Red Zone Resurgence

As I pointed out last week, the key for Ohio State is to just win, baby.

That doesn’t mean that their fitful offense hasn’t been frustrating.  With so much talent, and the memories of the team’s dominance at the end of last year still fresh in the minds of Buckeye Nation, three-and-outs to the likes of Indiana and Maryland are like fingernails on a chalkboard.

Today, against a game but not particularly talented Maryland team, Ohio State may have started to figure things out.  The adjustment was to start Cardale Jones, but let J.T. Barrett man the helm when the offense entered the red zone.  It worked like a charm.  With Barrett giving the Buckeyes a viable running threat at the QB position, the formerly sputtering Buckeyes went 6-for-6 scoring touchdowns in the red zone — which is more what we all expected when the season began.  Barrett just seems like one of those players who has a nose for the end zone, and having him run the team down close seemed to help Cardale Jones, too.  Jones tossed some beautiful passes today and had one of his best days ever throwing the football, and the Buckeyes spread the ball around to the indomitable Ezekiel Elliott, Braxton Miller, and Michael Thomas and really got into a rhythm in the second half.

I’m not bragging about a 49-28 win over the Terrapins in a game that was tied after Maryland’s first drive in the third quarter, but I am happy that Ohio State put together some good drives and mixed up the run and pass.  The defense got gashed by a running quarterback — again — but the offense is the key to this team.  If Ohio State can get close to the juggernaut that couldn’t be stopped by the likes of Wisconsin, Alabama, and Oregon, the scoring onslaught puts so much pressure on the opponents that it makes the defense that much better.  Ohio State isn’t going to win many 6-3 games this year, but they aren’t going to lose many games where they score more than 40 points, either.

Noon Kickoff Memories

Today the Ohio State Buckeyes play the Maryland Terrapins at noon.  Nowadays, that seems like a weird time for an OSU football game.  It’s so early!  Now, the Buckeyes typically play at 3:30 or at 8:00, under the lights.

But when I first started going to OSU football games in the ’70s, noon was the kickoff time for pretty much every game.  And at our house, where Dad and Mom hosted a gang of clients, colleagues, and family members who were going to the game, the noon kickoff produced a certain rhythm and sameness.
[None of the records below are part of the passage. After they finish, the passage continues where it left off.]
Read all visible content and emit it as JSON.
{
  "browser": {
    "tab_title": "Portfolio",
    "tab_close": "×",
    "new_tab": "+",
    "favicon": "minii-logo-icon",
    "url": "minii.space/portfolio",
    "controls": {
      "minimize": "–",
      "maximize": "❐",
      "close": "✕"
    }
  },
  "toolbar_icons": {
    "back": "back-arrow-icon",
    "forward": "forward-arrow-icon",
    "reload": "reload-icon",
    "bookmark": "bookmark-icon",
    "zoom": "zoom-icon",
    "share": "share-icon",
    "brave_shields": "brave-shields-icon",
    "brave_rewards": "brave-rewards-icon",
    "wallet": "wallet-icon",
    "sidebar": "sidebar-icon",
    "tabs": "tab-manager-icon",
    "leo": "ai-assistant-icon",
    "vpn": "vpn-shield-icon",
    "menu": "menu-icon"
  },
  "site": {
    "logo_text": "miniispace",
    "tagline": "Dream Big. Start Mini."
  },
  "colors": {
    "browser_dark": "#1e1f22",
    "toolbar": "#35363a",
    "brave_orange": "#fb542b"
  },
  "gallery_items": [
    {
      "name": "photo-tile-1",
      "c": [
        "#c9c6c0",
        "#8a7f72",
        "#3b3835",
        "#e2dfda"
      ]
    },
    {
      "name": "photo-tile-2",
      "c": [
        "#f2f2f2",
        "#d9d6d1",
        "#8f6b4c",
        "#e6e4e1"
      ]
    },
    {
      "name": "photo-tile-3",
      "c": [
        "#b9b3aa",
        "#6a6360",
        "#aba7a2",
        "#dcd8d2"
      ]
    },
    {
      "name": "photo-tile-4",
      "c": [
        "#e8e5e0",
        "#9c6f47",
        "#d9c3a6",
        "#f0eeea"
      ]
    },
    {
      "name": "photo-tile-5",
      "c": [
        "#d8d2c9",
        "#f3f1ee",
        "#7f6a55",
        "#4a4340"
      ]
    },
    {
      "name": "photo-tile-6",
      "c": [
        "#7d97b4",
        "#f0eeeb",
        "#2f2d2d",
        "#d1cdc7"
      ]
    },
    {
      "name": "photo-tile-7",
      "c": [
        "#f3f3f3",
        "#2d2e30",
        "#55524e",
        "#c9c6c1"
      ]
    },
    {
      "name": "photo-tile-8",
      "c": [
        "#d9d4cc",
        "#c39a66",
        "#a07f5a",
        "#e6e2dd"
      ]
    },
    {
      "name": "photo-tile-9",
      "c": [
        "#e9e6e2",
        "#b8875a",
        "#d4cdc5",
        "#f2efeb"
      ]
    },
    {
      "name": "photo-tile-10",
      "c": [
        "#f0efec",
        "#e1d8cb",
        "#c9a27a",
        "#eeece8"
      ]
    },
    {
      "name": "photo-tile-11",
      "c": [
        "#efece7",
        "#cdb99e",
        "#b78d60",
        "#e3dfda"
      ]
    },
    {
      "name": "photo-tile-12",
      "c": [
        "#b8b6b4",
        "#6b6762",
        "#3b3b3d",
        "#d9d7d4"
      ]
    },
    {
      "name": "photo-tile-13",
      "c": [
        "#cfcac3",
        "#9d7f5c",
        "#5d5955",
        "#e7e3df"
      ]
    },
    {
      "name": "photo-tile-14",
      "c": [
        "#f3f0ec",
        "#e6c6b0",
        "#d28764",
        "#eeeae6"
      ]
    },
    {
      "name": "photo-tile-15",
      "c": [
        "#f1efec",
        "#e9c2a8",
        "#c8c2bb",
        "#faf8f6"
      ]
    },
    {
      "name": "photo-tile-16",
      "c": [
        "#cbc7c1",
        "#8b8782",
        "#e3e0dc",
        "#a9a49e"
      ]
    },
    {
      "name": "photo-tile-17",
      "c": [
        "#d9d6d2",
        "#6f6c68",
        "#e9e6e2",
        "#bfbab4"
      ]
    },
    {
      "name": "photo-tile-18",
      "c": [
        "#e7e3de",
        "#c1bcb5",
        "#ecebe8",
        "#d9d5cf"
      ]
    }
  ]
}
Scarlet-and-gray clad people started arriving at about 8:30.  An Ohio State Marching Band record would be playing on the stereo, and Mom would lay out a buffet of food.  For the hardy souls — and I do mean hardy — Uncle Tony would prepare lethal, translucent Bloody Marys that could end your football Saturday before it really began.  Jim, Aunt Bebe and I would look at Aunt Bebe’s football card, which identified the games you could bet on for the day and their spreads, and Aunt Bebe would consult her season-long Stat-Key information before making her picks. As kickoff time neared, we’d start to hear the motors of the prop planes flying overhead, heading for Ohio Stadium with their advertising banners for pizza or insurance in tow.

We’d nibble at food, listening to the noise level in our split-level house mount as more people arrived and feeling that growing excitement that comes with the knowledge that a game is only hours away and you’re going.  Jim and I were usually responsible for making sure that iced-down coolers of beer and sodas were put in our transportation.  Then the departure time would come, and we’d don our Buckeye Nation gear, pile into a van or RV, and roll from Upper Arlington down to the French Field House parking lot across from the Stadium for some tailgating before game time.

After the game — which usually lasted no more than three hours, because only one or two of Ohio State’s games were televised each season and at the game you didn’t have to wait through a bunch of commercial interruptions — we’d return home, ready to celebrate another Buckeye victory and eat the lavish spread that Mom had set out.  The adults would drink some more, but Jim and I would usually go outside to throw the football around with our neighborhood friends on a crisp autumn afternoon, and there was still plenty of daylight left to do so.  When we came back inside the remaining guests were roaring and red-faced and entertaining in their own right, and usually there would be a late game to watch before the 11:30 start of The Woody Hayes Show rolled around.

College football coaches don’t like noon kickoffs these days.  They want a later kickoff, so visiting recruits can see the campus and spend some time with the current players before the games begin, and I can understand that.  But as a kid, I liked the noon games.  The memories of those games during my teenage years are still very fresh.